- _Your goal_
The entries below are to be retyped exactly. Preserve every word.

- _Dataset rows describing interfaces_

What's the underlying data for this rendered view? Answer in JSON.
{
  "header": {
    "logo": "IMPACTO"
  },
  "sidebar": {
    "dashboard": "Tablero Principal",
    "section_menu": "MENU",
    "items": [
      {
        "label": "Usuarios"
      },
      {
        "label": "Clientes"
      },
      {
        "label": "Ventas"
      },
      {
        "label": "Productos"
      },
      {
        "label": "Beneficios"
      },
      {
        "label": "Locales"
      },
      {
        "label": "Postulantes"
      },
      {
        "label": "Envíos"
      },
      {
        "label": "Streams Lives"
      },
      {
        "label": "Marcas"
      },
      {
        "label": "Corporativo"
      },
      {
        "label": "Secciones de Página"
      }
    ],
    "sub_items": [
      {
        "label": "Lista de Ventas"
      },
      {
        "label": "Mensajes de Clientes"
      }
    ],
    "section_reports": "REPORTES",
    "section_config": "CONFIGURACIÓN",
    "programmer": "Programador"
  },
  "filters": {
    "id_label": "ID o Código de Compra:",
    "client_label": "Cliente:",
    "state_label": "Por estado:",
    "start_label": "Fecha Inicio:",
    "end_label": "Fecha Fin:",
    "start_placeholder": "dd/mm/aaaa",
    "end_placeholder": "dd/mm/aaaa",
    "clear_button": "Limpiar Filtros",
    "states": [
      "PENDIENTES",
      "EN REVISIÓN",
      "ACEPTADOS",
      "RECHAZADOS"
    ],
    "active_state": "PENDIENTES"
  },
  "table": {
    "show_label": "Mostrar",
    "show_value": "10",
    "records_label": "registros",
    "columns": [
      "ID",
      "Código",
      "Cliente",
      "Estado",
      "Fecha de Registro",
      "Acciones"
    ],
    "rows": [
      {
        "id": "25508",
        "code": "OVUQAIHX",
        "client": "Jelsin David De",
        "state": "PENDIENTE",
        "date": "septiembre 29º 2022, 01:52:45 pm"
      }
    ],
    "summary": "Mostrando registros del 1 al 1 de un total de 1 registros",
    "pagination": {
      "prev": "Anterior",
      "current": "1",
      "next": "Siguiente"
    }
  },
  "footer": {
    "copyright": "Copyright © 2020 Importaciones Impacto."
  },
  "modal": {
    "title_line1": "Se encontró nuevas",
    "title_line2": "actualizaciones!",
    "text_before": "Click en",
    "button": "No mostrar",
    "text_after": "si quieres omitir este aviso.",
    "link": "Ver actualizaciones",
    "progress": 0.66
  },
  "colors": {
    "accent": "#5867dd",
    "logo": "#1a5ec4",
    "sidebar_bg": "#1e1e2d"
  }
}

- _Response to this task_
What's the underlying data for this rendered view? Answer in JSON.
{
  "header": {
    "logo": "IMPACTO"
  },
  "sidebar": {
    "dashboard": "Tablero Principal",
    "section_menu": "MENU",
    "items": [
      {
        "label": "Usuarios"
      },
      {
        "label": "Clientes"
      },
      {
        "label": "Ventas"
      },
      {
        "label": "Productos"
      },
      {
        "label": "Beneficios"
      },
      {
        "label": "Locales"
      },
      {
        "label": "Postulantes"
      },
      {
        "label": "Envíos"
      },
      {
        "label": "Streams Lives"
      },
      {
        "label": "Marcas"
      },
      {
        "label": "Corporativo"
      },
      {
        "label": "Secciones de Página"
      }
    ],
    "sub_items": [
      {
        "label": "Lista de Ventas"
      },
      {
        "label": "Mensajes de Clientes"
      }
    ],
    "section_reports": "REPORTES",
    "section_config": "CONFIGURACIÓN",
    "programmer": "Programador"
  },
  "filters": {
    "id_label": "ID o Código de Compra:",
    "client_label": "Cliente:",
    "state_label": "Por estado:",
    "start_label": "Fecha Inicio:",
    "end_label": "Fecha Fin:",
    "start_placeholder": "dd/mm/aaaa",
    "end_placeholder": "dd/mm/aaaa",
    "clear_button": "Limpiar Filtros",
    "states": [
      "PENDIENTES",
      "EN REVISIÓN",
      "ACEPTADOS",
      "RECHAZADOS"
    ],
    "active_state": "PENDIENTES"
  },
  "table": {
    "show_label": "Mostrar",
    "show_value": "10",
    "records_label": "registros",
    "columns": [
      "ID",
      "Código",
      "Cliente",
      "Estado",
      "Fecha de Registro",
      "Acciones"
    ],
    "rows": [
      {
        "id": "25508",
        "code": "OVUQAIHX",
        "client": "Jelsin David De",
        "state": "PENDIENTE",
        "date": "septiembre 29º 2022, 01:52:45 pm"
      }
    ],
    "summary": "Mostrando registros del 1 al 1 de un total de 1 registros",
    "pagination": {
      "prev": "Anterior",
      "current": "1",
      "next": "Siguiente"
    }
  },
  "footer": {
    "copyright": "Copyright © 2020 Importaciones Impacto."
  },
  "modal": {
    "title_line1": "Se encontró nuevas",
    "title_line2": "actualizaciones!",
    "text_before": "Click en",
    "button": "No mostrar",
    "text_after": "si quieres omitir este aviso.",
    "link": "Ver actualizaciones",
    "progress": 0.66
  },
  "colors": {
    "accent": "#5867dd",
    "logo": "#1a5ec4",
    "sidebar_bg": "#1e1e2d"
  }
}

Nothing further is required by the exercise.